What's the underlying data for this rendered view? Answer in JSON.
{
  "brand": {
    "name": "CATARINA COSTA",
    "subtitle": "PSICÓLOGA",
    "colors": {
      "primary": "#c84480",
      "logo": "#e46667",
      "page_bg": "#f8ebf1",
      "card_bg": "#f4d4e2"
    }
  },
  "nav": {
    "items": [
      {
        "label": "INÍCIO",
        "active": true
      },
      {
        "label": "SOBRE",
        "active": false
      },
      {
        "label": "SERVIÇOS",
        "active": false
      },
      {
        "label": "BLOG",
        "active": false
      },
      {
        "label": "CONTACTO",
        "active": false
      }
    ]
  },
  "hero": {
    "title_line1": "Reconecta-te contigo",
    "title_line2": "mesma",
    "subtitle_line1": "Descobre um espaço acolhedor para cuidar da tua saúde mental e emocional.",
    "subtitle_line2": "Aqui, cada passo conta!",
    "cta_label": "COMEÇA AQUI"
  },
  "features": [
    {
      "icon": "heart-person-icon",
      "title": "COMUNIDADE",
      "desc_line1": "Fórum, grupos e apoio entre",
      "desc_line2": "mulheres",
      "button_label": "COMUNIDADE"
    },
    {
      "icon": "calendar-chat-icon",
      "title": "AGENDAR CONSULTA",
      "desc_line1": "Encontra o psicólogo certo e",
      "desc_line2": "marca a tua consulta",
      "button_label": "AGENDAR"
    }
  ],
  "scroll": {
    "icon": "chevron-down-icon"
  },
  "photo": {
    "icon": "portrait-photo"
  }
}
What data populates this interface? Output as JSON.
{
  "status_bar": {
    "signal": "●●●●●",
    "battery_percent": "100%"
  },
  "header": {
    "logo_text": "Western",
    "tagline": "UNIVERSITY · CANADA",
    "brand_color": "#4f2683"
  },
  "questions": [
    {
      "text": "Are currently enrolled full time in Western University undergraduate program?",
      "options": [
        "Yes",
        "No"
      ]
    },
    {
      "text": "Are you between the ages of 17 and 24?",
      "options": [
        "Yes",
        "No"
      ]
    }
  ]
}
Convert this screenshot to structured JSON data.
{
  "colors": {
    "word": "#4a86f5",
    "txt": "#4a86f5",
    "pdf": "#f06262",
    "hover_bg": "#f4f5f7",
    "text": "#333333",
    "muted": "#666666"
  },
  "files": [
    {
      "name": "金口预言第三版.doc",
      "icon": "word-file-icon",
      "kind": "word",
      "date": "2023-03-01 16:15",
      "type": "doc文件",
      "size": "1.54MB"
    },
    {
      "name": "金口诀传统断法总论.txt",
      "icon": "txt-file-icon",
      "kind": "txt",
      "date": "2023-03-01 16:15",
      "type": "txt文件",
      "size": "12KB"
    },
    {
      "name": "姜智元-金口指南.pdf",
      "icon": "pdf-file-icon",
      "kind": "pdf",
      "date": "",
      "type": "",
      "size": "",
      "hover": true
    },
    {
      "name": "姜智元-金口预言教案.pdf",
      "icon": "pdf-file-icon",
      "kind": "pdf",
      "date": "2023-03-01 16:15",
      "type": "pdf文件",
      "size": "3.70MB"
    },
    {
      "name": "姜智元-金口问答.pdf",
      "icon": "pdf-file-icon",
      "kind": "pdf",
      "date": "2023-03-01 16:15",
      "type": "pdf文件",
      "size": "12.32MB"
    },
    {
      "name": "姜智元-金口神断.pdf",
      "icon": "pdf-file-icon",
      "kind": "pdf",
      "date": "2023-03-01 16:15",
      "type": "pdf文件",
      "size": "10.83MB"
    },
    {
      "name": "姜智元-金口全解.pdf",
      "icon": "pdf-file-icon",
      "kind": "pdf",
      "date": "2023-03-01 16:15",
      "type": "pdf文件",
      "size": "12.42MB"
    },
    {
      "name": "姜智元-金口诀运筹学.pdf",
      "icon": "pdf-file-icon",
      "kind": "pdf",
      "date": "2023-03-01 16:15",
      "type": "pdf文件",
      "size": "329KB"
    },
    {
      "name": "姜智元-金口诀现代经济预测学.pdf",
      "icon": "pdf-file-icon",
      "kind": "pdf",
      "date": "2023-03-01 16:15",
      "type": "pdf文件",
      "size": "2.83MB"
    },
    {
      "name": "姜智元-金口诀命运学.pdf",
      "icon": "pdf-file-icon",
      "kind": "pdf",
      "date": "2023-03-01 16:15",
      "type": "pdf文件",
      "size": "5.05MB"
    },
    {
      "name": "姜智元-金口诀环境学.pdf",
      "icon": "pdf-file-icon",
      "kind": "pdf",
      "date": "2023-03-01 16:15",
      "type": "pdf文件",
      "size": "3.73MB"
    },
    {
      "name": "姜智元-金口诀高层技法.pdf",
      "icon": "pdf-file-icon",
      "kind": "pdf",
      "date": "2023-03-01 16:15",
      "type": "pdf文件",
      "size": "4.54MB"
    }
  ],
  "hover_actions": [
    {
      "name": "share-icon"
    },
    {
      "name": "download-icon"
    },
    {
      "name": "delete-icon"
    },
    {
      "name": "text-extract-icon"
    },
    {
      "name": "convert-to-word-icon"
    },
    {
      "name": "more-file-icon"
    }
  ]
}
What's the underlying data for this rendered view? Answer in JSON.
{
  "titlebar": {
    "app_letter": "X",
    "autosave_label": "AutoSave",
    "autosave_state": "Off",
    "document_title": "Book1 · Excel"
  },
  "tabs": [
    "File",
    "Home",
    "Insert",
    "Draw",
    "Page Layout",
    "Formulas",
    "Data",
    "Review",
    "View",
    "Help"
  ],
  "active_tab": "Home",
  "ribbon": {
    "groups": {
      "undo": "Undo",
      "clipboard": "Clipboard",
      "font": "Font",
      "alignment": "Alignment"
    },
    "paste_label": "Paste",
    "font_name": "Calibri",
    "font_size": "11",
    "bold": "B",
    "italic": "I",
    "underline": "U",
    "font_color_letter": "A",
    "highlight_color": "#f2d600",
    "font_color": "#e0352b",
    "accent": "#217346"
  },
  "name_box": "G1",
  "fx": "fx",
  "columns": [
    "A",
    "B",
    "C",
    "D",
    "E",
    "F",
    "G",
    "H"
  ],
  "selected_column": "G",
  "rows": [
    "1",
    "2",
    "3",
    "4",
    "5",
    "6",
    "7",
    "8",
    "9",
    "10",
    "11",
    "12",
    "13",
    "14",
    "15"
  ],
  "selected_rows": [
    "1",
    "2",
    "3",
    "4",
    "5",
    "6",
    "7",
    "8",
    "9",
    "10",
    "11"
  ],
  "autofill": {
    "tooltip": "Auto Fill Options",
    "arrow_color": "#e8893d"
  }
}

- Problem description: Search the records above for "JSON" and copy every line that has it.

- Exercise response:
What's the underlying data for this rendered view? Answer in JSON.
What data populates this interface? Output as JSON.
Convert this screenshot to structured JSON data.
What's the underlying data for this rendered view? Answer in JSON.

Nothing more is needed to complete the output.